“I think people are starting to understand that November levy was to run things appropriately,” said Broadwater. “I think they can tell from my tone, we’ve got a problem now. We are entering the stage where we are going to have to start talking about cuts again.”

At this point, it is probably fair to say nobody wants a levy, but the reality is one is needed for operation costs. Broadwater points to the reality you cannot sustain the schools on a budget from a decade ago. It has been more than 10 years now since there was an increase in revenue for the Loveland Schools. He believes the people know it and likely some want the 6.5 mill levy, while others might say 4.2 and still others some other number or zero.

“Like I said, talking to people in November, $4.9 mill in November would have got you a lot more than $4.9 now because you have to wait a whole additional year,” Broadwater said. “I think people can tell from the tone in my voice I am really concerned right now; for our schools and our community because this is going to affect their community greatly.”
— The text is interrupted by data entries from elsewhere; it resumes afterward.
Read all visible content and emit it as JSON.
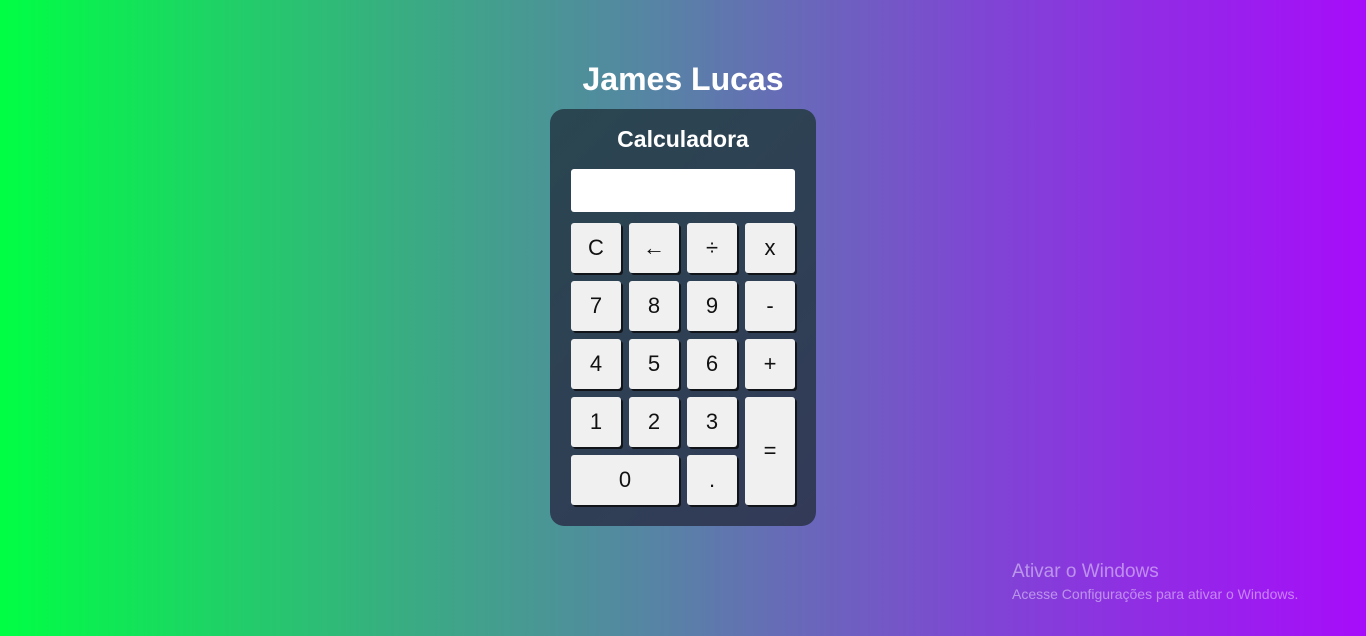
{
  "header": {
    "title": "James Lucas"
  },
  "calculator": {
    "title": "Calculadora",
    "display_value": "",
    "keys": {
      "clear": "C",
      "backspace": "←",
      "divide": "÷",
      "multiply": "x",
      "seven": "7",
      "eight": "8",
      "nine": "9",
      "minus": "-",
      "four": "4",
      "five": "5",
      "six": "6",
      "plus": "+",
      "one": "1",
      "two": "2",
      "three": "3",
      "equals": "=",
      "zero": "0",
      "dot": "."
    }
  },
  "watermark": {
    "title": "Ativar o Windows",
    "subtitle": "Acesse Configurações para ativar o Windows."
  },
  "colors": {
    "gradient_left": "#00ff44",
    "gradient_right": "#a70cfa",
    "panel": "#2f4055",
    "key": "#f0f0f0"
  }
}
Broadwater is not comfortable in the role, and does not like to be the one telling the realities of the threat of cuts. Of course, we all know “threats” is the term people will use when those difficult options are discussed by the superintendent or school board members.

“I call them realities,” Broadwater said. “But that’s where we are headed now. We’re going to have to look at what’s the reality of what our schools are going to look like.”

Broadwater reaffirmed his efforts to keep a positive tone, but readily admits to being worried now. He worries because he hears the concerns of people wanting to be reassured their child will get the best education opportunities available. The “Town Hall” turnout and cooperative effort seeking solutions by the community Monday night helped give him a sense a May levy could pass giving LCSD the necessary operating funds to maintain without further cuts while working hard to find funding solutions for the future which will not overburden the taxpayers and divide the community.

“It’s starting to affect the community,” said Broadwater. “People I’ve talked to who were in opposition in prior years are really starting to understand this has gone a bit too far. It’s been almost a decade since we’ve had any substantial additional revenue and we just can’t continue. The realization is it’s going to affect kids.”

That brings us to next Tuesday, January 31st, and the Loveland Board of Education meeting. Note also Wednesday, February 1st is the deadline to submit a levy for the May ballot. They will receive a recommendation to place one of the three certified levy proposals ($4.2,$4.9, or $6.5 mill) on the May ballot or none at all. Mike Broadwater cannot speak for what they’ll decide and would not speculate on any decision they might, or might not make. The same goes for board member Dr. Eric Schwetschenau when asked if he had a sense for what the BOE will do Tuesday night.

Dr. Eric Schwetschenau, Member LCSD Board of Education (Provided)

“I can only speak as one board member, so it is impossible for me to suggest I know what the board will decide,” said Schwetschenau. “At our next meeting we will be voting to move one or none of the three levy amounts that we asked to be certified to be placed in front of the voters in May. I have no sense at all which of the three is preferred by most of the members. I cannot say with any certainty  that a majority would vote to move any levy amount forward.”

CLICK HERE to watch the full Town Hall video (Approx run time 1:59: 30)

More on Loveland Schools at: www.lovelandschools.org